When the turbos ramp up, it’ll wheelspin through every gear, but such is the 675’s dexterity that you can play with the grip and all 666bhp and feel perfectly comfortable doing so. For what it’s worth, I reckon it’s the fastest car here, although its twin-turbo engine doesn’t quite have the charisma of the 911’s chuntering, growling flat-six or the Aventador’s soaring V12.

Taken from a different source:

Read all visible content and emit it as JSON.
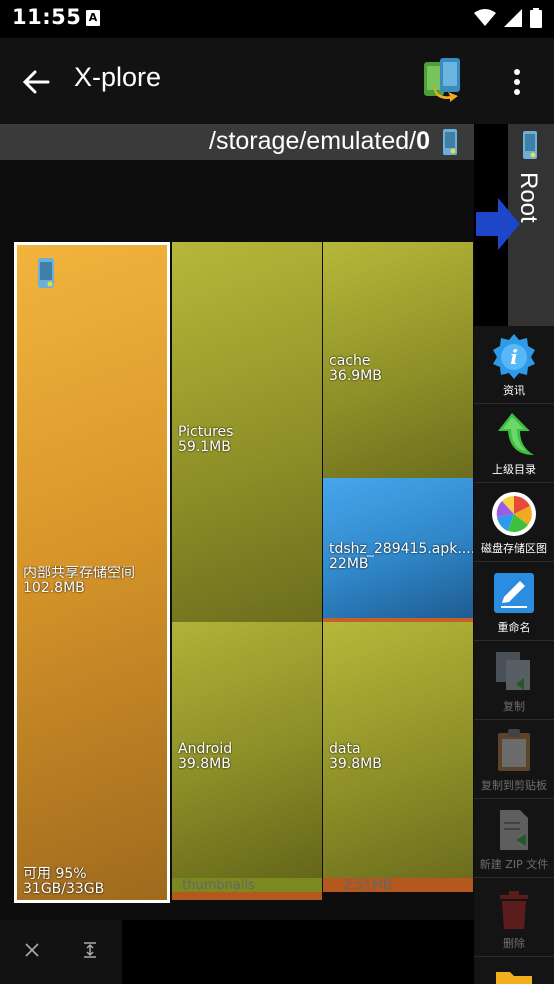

It’s six that evening before the SV is wearing its new tyres. Less aggressive Pirelli P Zeros have been fitted all round at Lamborghini Manchester, and they’ve transformed the car – less tyre roar and aggression, notably better ride comfort. Early the next morning, I take it for a drive to get a pint of milk. From the next county but one. And here’s the thing with the SV – underneath, there’s a great driver’s car, one you can work with and enjoy, but you have to peel back the layers to discover it. Initially, it’s hard to get past the engine’s massive charisma and aura of intimidation, but when I start to push a bit the SV opens itself up and comes back to me. The front end is accurate, grip is mighty – OK, I can’t, daren’t, play with the balance like I can in the others, but on every straight, I get to open the taps on that epic V12 and feel the force.

It’s a mad, mad thing, the Aventador SV, more force of nature than car. I’m so glad we gave these three, the SV, RS and LT, a little jeopardy on a local adventure by taking them over the Hardknott. There was something wonderful in not having to go to the ends of the Earth to achieve it. It also proved that hardcore cars are capable of more, of doing weirder stuff, that essentially they’ll rise to whatever challenge they’re presented with. I love that the spirit and energy they have can be directed in unusual ways. We might not do this again, but I’m very glad we did it at all. Maybe it’s just the seat, but in more ways than one I am now Lambo-shaped. And I love it.

Photography: Mark Fagelson

TopGear
Author: TopGear
Top Gear is a British television series about motor vehicles, primarily cars, and is the most widely watched factual television programme in the world.